» **Task instructions**:
Copy out each line of the data that includes the string "this".

» **Exercise data**:
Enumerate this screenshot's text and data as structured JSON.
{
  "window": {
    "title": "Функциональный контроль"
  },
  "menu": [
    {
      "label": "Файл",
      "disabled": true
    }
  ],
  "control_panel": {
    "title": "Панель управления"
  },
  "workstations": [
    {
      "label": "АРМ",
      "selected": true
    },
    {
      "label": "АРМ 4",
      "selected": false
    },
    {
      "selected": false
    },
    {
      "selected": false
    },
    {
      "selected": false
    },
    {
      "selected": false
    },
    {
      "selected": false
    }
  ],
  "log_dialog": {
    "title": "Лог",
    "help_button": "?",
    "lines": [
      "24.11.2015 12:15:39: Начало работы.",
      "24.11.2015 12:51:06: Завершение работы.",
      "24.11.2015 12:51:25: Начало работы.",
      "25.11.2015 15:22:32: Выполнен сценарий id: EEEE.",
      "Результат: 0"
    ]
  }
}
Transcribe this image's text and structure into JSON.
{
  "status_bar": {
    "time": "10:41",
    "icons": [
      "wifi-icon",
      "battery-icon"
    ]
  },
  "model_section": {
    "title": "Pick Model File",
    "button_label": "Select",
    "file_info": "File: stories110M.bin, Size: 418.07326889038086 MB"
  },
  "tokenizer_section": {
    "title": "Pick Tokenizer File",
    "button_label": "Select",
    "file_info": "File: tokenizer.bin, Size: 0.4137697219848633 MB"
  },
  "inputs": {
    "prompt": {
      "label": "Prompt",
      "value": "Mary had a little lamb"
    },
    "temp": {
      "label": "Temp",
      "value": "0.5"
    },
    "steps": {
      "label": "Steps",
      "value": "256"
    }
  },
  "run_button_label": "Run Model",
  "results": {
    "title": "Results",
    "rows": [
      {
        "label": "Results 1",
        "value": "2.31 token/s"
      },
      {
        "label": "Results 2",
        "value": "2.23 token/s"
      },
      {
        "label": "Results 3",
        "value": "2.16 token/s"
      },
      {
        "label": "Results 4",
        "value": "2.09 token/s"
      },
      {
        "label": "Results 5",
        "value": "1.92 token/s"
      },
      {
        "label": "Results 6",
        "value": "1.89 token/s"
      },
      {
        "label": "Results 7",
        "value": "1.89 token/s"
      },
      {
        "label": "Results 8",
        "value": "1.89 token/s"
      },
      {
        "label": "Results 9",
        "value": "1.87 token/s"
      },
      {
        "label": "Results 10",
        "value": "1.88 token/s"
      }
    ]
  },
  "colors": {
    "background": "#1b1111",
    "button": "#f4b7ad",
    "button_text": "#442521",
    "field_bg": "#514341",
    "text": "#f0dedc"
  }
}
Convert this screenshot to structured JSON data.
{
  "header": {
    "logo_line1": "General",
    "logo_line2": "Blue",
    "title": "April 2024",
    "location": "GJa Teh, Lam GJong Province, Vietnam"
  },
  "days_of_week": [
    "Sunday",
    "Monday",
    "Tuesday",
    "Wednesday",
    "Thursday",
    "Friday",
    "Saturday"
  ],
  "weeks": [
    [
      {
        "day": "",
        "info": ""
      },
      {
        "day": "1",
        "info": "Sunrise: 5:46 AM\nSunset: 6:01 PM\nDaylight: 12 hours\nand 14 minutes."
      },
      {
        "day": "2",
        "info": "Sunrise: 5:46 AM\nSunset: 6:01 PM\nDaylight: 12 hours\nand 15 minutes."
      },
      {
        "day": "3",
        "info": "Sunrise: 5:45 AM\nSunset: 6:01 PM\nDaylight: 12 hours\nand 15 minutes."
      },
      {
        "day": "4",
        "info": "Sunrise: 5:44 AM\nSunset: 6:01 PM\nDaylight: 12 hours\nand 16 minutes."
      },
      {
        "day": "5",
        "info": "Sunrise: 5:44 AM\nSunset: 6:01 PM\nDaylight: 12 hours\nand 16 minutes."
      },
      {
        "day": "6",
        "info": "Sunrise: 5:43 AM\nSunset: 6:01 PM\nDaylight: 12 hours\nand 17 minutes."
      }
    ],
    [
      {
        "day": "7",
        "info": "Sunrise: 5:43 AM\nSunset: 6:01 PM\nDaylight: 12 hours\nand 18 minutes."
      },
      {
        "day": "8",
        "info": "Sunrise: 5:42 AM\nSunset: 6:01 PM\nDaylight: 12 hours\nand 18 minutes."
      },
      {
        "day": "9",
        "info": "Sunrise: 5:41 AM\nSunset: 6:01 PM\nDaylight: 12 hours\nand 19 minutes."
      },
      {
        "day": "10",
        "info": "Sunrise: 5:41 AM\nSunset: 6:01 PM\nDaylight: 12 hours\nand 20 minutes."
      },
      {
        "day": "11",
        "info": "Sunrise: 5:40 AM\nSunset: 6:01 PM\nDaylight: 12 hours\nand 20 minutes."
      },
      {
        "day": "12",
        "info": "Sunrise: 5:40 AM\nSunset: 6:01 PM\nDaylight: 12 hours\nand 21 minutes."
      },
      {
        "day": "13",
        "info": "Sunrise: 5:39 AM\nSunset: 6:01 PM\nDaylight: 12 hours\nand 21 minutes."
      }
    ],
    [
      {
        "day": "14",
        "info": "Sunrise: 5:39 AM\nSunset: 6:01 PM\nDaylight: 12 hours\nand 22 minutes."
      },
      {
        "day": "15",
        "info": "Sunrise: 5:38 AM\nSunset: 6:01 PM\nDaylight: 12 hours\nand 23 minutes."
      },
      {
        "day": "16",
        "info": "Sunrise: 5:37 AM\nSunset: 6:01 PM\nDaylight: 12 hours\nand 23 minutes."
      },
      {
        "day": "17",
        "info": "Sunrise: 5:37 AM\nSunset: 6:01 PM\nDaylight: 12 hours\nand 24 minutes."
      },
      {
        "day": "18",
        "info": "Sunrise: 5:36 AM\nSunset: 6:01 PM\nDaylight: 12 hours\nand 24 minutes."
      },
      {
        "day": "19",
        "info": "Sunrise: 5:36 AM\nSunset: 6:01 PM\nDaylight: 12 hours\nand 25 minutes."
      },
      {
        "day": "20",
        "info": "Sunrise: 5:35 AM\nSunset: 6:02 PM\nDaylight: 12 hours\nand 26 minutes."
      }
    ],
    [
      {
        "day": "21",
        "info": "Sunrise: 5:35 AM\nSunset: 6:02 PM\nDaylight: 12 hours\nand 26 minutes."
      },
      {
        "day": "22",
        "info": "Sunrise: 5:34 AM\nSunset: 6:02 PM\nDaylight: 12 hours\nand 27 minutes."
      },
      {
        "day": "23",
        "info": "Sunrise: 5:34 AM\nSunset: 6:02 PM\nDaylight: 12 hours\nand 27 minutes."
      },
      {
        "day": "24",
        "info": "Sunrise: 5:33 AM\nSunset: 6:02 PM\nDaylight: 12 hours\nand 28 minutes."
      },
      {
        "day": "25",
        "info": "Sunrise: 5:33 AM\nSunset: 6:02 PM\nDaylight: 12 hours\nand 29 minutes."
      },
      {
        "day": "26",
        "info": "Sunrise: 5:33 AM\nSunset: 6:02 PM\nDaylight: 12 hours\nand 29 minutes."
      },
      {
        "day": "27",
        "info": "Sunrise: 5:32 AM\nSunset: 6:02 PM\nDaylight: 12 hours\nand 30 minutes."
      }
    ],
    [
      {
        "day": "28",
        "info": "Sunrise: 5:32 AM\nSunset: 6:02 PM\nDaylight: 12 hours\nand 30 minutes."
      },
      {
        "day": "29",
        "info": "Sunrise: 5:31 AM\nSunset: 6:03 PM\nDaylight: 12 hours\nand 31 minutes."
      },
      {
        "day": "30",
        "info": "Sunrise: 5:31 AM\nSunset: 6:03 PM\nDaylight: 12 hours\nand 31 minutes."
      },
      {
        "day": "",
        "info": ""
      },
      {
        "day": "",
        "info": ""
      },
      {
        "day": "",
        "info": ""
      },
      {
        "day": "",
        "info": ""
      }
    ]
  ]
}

» **Task solution**:
Enumerate this screenshot's text and data as structured JSON.
Transcribe this image's text and structure into JSON.
Convert this screenshot to structured JSON data.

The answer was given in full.